This month, the book vote looks at the Weapon series, with five new books competing for your vote. Read more about the full list of options before casting your vote by clicking on the link below! Plus, check out the results of last month's New Vanguard book vote below. 


WPN: Chinese Swords 1600 BC–AD 1644

WPN: European Polearms 1000–1800

WPN: Matchlock Firearms 1400–1700

WPN: Wheellock Firearms 1500–1700

WPN: Cavalry Swords 1500–1918


Chinese Swords 1600 BC–AD 1644

For thousands of years, Chinese warriors carried single- or double-edged swords into battle. Ranging from basic personal weapons to prestigious luxury arms accrued by high-profile individuals, China’s swords have evolved in form and function over many centuries and retain a ceremonial role with China’s present-day navy.


European Polearms 1000–1800

From the Danish axe to the Bohemian earspoon via the Lucerne hammer, the polearms employed by fighting men across Europe evolved over hundreds of years.

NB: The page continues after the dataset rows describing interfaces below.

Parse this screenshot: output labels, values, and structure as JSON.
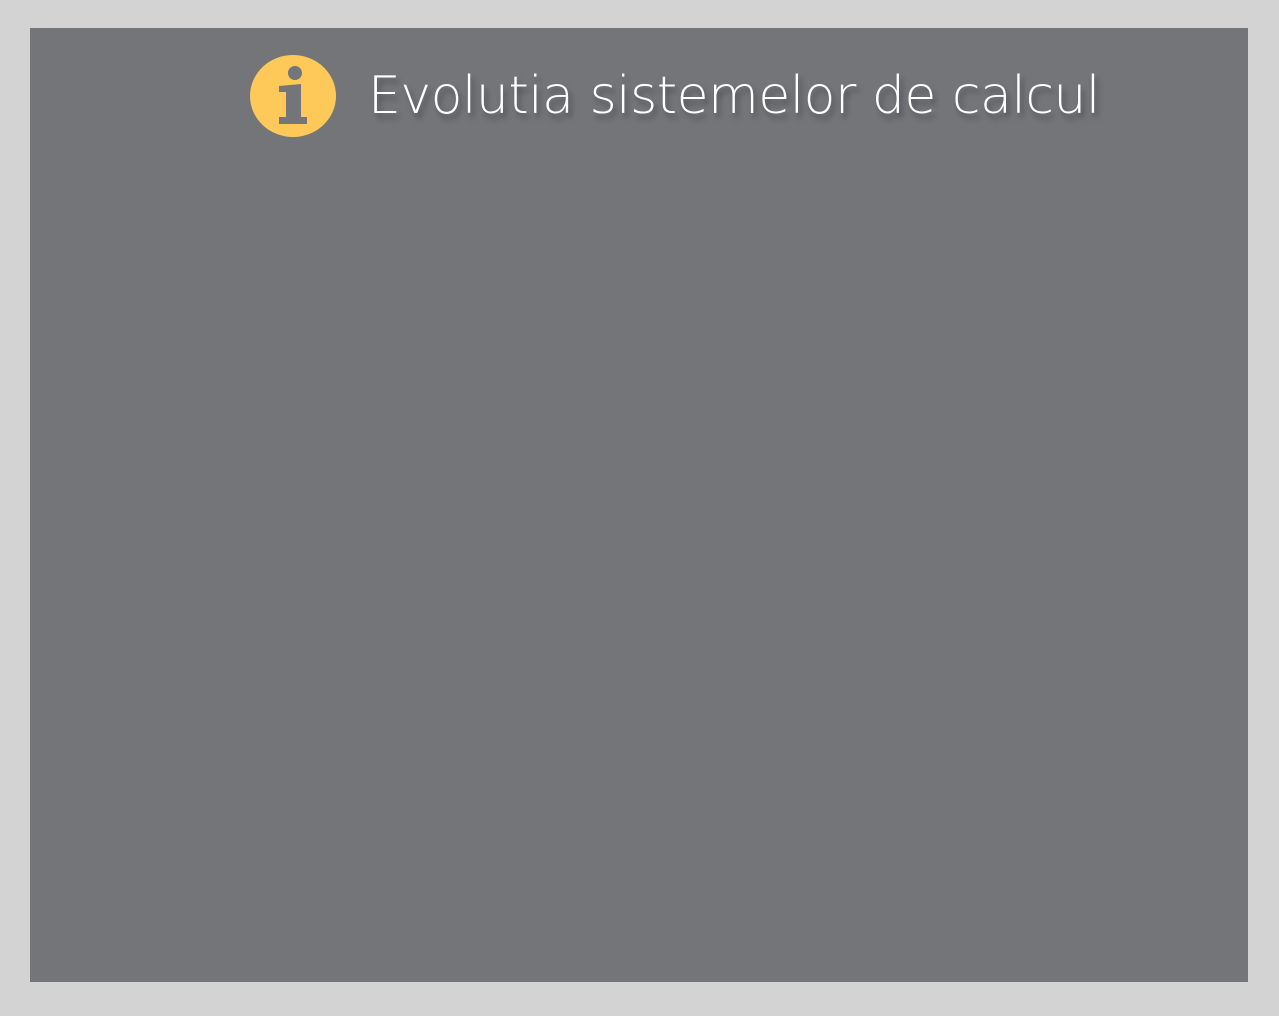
{
  "slide": {
    "title": "Evolutia sistemelor de calcul",
    "icon": "info-icon"
  },
  "colors": {
    "page_background": "#d3d3d3",
    "slide_background": "#747579",
    "icon_fill": "#ffc95a",
    "icon_glyph": "#747579",
    "title_text": "#ffffff"
  }
}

Whether featuring a blade, a spike a combination of the two, all allowed the infantryman to strike his opponent at a greater range than that possible with hand weapons.

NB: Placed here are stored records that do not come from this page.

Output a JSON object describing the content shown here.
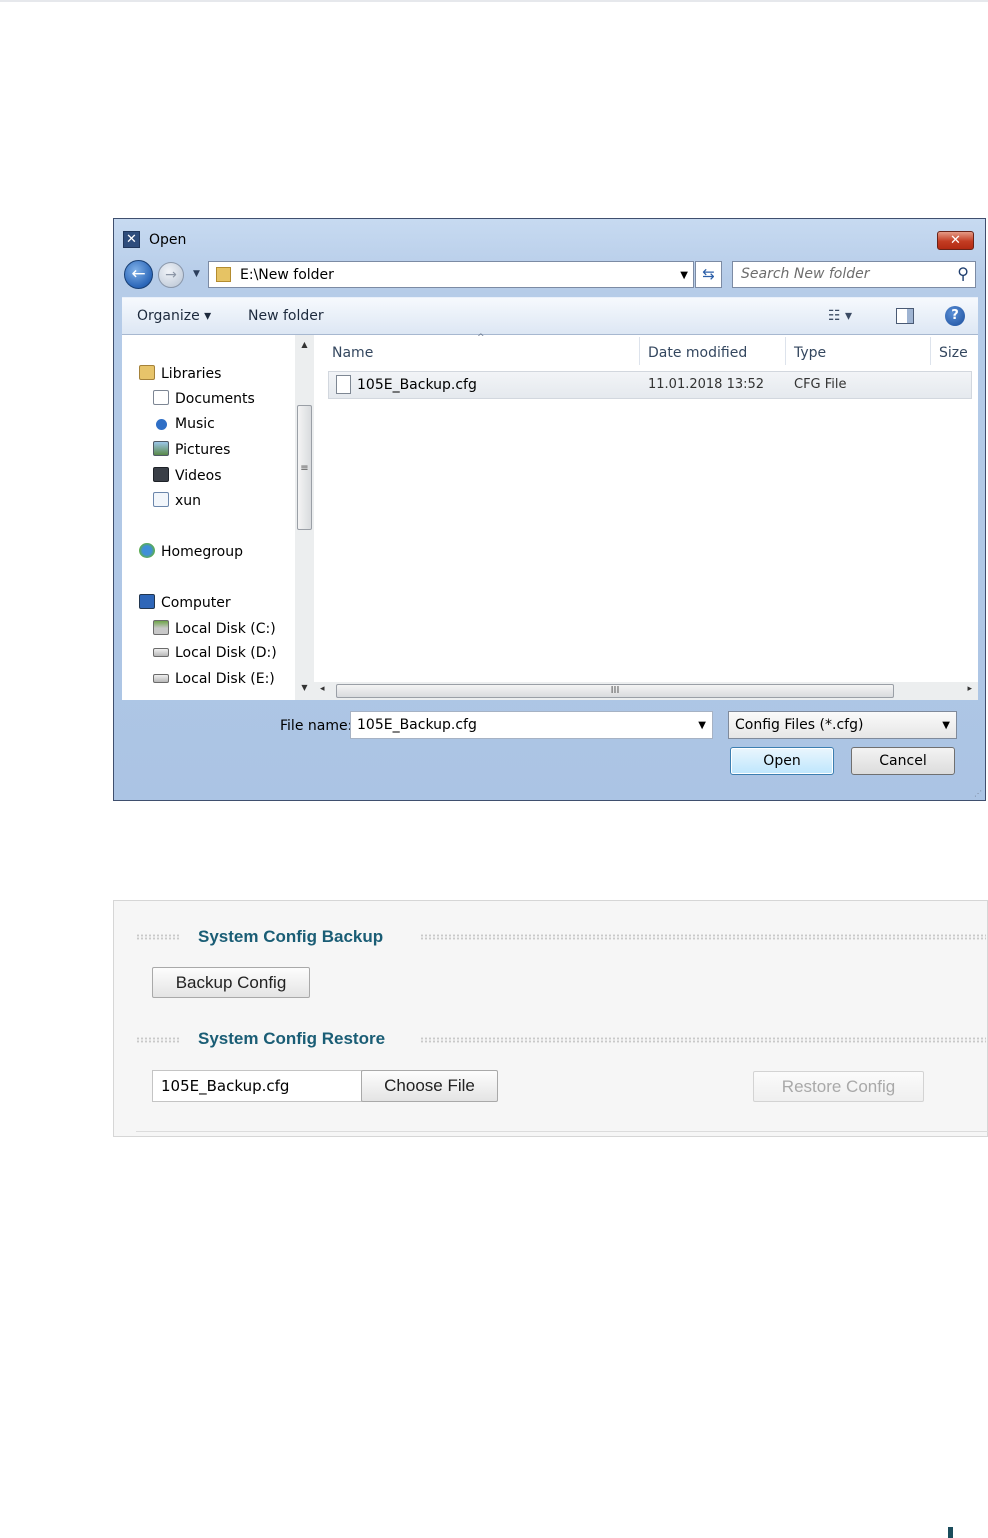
{
  "dialog": {
    "title": "Open",
    "address_path": "E:\\New folder",
    "search_placeholder": "Search New folder",
    "toolbar": {
      "organize": "Organize ▾",
      "new_folder": "New folder"
    },
    "nav_pane": [
      {
        "label": "Libraries",
        "icon": "libraries-icon"
      },
      {
        "label": "Documents",
        "icon": "documents-icon"
      },
      {
        "label": "Music",
        "icon": "music-icon"
      },
      {
        "label": "Pictures",
        "icon": "pictures-icon"
      },
      {
        "label": "Videos",
        "icon": "videos-icon"
      },
      {
        "label": "xun",
        "icon": "user-folder-icon"
      },
      {
        "label": "Homegroup",
        "icon": "homegroup-icon"
      },
      {
        "label": "Computer",
        "icon": "computer-icon"
      },
      {
        "label": "Local Disk (C:)",
        "icon": "system-drive-icon"
      },
      {
        "label": "Local Disk (D:)",
        "icon": "drive-icon"
      },
      {
        "label": "Local Disk (E:)",
        "icon": "drive-icon"
      }
    ],
    "columns": {
      "name": "Name",
      "date": "Date modified",
      "type": "Type",
      "size": "Size"
    },
    "files": [
      {
        "name": "105E_Backup.cfg",
        "date": "11.01.2018 13:52",
        "type": "CFG File"
      }
    ],
    "file_name_label": "File name:",
    "file_name_value": "105E_Backup.cfg",
    "file_type_filter": "Config Files (*.cfg)",
    "open_label": "Open",
    "cancel_label": "Cancel"
  },
  "panel": {
    "backup_title": "System Config Backup",
    "backup_button": "Backup Config",
    "restore_title": "System Config Restore",
    "selected_file": "105E_Backup.cfg",
    "choose_file_button": "Choose File",
    "restore_button": "Restore Config"
  },
  "colors": {
    "section_title": "#1a5d75",
    "dialog_frame": "#abc4e4",
    "close_button": "#c33c22"
  }
}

Matchlock Firearms 1400–1700

Employed by fighting men across Europe and the wider world during the 15th, 16th and 17th centuries, the arquebus was a hand-held firearm with matchlock mechanism and trigger that fired a lead projectile. With the development of volley fire the arquebus – and later, the musket – assumed central importance in infantry combat alongside the pike.


Wheellock Firearms 1500–1700

The ingenious wheel-lock mechanism, a parallel invention in Italy and Germany at the end of the 15th century, permitted the development of the first truly effective firearms for self-defence, hunting and cavalry use. These were the first firearms that could be carried cocked and loaded, ready for immediate discharge.


Cavalry Swords 1500–1918

Manufactured to a variety of designs and patterns, the swords and sabres carried by European and other cavalrymen developed over three centuries. From the heavy swords wielded by 16th-century armoured cavalrymen to the mass-produced sabres arming Soviet cavalry during World War II, this fully illustrated study charts the evolution of this emblematic edged weapon at war.




Last month, we asked you what you would like to see published in our New Vanguard series. Thank you to everyone who voted and provided feedback. The results were very close, check out the full results below to find out more!


NVG: Soviet Tanks in Manchuria 1945  20%
NVG: Beutepanzers  41%
NVG: Coalition Armour in Iraq 2003–11  11%
NVG: PT-76 Amphibious Tank  11%
NVG: Iron Dome Missile System 2011–21  16%


Did your favourite win? Which Weapon title did you vote for? Let us know in the comments!